EXTRACTED RECORDS START

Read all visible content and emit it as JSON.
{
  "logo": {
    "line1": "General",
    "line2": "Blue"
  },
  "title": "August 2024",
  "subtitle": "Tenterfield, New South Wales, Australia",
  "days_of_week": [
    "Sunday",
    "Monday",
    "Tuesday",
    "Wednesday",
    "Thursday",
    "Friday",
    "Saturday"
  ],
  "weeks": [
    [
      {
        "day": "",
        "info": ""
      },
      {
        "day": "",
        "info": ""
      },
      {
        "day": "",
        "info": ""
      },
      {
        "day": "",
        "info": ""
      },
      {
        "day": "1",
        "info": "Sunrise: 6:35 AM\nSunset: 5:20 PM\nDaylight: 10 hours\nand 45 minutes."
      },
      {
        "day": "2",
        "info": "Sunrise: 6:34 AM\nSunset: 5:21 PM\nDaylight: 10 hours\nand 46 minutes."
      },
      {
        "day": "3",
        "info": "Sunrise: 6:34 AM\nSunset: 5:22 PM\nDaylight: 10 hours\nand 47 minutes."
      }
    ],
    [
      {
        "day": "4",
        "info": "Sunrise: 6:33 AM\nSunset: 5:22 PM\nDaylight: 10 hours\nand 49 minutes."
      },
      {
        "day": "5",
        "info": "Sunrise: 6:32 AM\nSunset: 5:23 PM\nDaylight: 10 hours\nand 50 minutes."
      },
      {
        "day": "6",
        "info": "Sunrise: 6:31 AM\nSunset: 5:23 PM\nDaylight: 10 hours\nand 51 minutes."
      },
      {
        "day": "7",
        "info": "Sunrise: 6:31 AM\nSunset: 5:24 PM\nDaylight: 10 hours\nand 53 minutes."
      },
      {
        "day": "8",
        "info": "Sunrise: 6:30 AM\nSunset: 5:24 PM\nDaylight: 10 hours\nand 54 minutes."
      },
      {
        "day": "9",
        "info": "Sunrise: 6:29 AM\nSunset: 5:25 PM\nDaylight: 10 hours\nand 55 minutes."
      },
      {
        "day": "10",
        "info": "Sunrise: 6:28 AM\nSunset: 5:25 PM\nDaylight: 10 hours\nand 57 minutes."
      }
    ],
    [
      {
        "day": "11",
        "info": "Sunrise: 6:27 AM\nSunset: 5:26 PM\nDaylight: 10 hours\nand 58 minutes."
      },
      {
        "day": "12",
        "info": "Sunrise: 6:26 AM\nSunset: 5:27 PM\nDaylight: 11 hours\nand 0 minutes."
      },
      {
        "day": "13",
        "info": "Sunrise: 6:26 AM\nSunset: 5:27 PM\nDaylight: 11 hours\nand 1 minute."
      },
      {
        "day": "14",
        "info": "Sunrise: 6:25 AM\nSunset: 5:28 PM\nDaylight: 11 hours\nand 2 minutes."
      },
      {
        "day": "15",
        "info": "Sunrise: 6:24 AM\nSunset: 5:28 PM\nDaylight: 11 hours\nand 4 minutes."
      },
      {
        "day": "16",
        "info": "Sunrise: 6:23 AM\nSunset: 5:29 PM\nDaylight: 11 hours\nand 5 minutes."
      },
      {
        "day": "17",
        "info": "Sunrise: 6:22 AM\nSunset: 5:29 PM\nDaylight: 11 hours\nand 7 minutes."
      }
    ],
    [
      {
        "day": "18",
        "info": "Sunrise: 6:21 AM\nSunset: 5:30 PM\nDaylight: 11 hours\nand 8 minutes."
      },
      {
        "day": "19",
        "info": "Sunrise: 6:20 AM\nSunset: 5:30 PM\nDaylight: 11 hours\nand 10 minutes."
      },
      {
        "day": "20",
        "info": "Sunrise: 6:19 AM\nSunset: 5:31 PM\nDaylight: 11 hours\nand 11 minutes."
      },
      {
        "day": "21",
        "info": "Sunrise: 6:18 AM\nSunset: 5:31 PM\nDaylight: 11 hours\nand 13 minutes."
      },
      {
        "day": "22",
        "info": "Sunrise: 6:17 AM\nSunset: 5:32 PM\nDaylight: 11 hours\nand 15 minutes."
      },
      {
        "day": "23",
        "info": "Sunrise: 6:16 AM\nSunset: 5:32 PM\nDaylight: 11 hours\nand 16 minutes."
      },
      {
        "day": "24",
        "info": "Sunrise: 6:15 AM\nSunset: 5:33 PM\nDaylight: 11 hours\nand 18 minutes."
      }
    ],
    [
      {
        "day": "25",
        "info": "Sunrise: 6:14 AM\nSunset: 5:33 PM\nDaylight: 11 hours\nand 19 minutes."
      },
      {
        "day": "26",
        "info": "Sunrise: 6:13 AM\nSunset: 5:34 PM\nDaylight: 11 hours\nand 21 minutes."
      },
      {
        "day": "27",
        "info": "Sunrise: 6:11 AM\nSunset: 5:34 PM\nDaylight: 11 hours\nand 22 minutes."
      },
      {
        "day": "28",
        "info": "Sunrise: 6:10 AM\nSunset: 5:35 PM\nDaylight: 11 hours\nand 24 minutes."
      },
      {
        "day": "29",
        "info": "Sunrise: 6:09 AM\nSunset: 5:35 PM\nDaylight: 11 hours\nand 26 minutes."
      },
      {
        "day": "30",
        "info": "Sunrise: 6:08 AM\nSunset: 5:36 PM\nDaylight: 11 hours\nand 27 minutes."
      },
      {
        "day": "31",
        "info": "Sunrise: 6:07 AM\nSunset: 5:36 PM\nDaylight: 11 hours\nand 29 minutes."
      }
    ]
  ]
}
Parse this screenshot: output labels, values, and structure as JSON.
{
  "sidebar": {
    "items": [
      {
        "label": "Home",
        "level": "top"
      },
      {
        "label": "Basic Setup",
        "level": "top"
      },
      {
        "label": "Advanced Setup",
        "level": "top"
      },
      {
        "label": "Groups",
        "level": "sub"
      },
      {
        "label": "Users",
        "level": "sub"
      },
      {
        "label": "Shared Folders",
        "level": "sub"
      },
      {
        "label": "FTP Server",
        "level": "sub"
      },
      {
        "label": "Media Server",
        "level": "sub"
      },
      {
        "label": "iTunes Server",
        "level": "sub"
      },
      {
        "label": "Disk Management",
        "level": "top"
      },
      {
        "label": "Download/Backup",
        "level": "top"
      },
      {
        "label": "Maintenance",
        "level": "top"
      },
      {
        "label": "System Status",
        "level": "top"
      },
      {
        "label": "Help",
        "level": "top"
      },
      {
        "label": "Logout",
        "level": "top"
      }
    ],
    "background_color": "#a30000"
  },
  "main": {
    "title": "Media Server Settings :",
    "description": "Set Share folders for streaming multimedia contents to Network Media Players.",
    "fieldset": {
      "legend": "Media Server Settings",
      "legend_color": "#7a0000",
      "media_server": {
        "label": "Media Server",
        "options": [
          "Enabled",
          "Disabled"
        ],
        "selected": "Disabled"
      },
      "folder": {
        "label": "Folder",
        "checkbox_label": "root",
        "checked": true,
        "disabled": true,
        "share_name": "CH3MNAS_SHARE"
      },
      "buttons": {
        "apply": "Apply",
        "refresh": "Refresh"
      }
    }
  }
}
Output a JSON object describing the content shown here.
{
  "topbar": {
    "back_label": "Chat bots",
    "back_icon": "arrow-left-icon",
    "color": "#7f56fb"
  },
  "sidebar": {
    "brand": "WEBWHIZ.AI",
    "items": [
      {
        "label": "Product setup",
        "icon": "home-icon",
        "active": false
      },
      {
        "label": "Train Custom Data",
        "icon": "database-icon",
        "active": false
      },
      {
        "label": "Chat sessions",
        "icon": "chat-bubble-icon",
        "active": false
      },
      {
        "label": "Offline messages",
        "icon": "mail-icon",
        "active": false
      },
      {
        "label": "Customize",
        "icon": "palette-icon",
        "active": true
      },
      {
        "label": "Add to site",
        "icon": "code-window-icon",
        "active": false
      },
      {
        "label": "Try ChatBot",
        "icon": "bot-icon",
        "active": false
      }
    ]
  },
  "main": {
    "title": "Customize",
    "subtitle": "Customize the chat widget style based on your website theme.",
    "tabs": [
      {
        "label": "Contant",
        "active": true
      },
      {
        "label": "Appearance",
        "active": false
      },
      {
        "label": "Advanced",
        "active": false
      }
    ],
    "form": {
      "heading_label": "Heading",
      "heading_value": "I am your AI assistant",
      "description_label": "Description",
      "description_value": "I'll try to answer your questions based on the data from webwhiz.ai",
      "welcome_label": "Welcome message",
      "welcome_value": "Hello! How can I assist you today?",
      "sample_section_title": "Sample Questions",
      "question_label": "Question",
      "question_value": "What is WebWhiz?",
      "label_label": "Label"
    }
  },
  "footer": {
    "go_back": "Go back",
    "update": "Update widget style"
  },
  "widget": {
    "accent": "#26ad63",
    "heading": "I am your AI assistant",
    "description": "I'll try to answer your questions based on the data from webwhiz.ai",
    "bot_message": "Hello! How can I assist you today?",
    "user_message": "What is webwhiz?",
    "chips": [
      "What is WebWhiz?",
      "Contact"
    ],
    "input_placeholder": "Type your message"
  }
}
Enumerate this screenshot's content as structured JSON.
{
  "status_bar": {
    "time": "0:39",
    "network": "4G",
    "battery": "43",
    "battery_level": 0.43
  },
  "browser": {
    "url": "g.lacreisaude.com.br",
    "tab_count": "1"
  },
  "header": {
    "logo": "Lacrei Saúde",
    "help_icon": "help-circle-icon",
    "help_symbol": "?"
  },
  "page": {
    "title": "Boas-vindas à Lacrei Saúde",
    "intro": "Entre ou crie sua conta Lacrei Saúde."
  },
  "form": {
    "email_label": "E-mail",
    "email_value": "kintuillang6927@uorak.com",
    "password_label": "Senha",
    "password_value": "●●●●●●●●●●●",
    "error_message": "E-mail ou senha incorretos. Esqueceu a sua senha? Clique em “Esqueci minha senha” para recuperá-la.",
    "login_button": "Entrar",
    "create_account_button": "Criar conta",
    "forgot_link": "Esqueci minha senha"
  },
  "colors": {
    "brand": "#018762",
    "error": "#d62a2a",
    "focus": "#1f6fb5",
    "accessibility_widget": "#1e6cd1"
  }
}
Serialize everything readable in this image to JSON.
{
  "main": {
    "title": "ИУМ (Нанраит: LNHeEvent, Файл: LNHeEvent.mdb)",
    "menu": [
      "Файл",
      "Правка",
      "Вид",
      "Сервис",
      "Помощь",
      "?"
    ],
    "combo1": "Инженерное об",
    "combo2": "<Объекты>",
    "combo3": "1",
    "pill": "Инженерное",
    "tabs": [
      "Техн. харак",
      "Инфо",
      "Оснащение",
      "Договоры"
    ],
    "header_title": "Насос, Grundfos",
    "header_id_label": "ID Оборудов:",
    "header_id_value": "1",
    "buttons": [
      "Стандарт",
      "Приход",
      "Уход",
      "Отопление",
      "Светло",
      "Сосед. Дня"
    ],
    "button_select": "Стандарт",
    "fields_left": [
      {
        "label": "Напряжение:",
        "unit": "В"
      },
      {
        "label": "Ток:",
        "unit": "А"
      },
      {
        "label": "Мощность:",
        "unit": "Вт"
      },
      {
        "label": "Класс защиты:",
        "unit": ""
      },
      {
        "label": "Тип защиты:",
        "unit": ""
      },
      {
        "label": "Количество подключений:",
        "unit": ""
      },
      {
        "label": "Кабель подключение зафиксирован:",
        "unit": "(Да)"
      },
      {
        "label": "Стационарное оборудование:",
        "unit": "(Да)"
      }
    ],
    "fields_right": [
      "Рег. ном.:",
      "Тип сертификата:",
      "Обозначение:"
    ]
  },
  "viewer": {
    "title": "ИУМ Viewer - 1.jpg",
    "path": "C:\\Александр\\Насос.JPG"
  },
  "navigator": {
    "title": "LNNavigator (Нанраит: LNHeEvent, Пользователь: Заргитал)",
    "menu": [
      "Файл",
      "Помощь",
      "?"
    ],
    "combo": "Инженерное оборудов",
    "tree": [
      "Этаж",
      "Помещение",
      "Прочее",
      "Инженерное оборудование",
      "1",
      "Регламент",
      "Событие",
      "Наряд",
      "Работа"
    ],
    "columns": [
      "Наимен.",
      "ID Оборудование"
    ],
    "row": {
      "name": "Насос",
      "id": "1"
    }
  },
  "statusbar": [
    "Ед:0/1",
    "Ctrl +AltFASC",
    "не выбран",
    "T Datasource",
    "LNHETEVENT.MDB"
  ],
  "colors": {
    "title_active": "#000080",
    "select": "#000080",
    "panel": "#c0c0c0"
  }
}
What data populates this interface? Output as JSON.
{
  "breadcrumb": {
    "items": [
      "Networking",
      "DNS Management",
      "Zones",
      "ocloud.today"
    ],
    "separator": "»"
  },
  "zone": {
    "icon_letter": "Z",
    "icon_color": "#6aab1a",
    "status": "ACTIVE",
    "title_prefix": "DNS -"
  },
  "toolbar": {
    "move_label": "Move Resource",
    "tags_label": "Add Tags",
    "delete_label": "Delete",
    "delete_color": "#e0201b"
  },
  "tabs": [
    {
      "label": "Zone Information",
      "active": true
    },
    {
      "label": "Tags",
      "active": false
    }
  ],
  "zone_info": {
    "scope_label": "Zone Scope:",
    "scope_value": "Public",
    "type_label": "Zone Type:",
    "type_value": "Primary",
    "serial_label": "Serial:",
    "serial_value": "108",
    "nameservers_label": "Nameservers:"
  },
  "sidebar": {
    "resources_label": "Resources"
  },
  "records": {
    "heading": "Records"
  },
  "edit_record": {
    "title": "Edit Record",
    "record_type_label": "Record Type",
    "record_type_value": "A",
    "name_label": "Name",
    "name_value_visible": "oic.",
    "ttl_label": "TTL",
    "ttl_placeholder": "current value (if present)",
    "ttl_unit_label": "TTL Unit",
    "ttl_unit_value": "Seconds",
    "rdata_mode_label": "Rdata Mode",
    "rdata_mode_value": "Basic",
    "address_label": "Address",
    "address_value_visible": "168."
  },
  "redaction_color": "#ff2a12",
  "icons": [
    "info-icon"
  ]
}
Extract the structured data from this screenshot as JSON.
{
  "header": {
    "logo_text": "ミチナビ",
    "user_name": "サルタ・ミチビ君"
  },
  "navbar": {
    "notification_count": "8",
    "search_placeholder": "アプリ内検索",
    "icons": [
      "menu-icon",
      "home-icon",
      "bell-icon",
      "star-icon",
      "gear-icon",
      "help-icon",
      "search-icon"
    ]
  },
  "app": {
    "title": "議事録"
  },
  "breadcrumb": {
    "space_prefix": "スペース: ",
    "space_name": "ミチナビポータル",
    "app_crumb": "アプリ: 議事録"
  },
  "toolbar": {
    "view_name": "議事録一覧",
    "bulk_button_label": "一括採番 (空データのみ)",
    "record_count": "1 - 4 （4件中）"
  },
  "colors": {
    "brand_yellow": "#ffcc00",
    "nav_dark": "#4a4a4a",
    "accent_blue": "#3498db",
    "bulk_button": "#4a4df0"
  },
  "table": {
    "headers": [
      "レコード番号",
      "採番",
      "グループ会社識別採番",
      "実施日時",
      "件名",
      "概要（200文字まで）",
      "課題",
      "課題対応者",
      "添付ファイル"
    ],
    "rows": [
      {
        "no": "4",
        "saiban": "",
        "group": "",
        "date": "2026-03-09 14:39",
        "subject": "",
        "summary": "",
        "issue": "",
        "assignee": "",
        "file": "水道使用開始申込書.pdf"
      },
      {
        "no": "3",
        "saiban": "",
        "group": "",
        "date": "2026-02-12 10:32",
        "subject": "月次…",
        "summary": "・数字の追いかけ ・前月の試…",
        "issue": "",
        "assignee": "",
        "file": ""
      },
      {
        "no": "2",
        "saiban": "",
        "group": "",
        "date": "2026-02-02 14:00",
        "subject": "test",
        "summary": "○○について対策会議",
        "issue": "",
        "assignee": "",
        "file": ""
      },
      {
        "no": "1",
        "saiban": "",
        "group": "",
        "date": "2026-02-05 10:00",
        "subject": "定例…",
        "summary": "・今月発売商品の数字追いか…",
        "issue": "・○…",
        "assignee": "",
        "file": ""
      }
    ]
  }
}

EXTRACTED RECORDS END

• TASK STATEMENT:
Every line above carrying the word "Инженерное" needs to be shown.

• ANSWER BOX:
    "combo1": "Инженерное об",
    "pill": "Инженерное",
    "combo": "Инженерное оборудов",
      "Инженерное оборудование",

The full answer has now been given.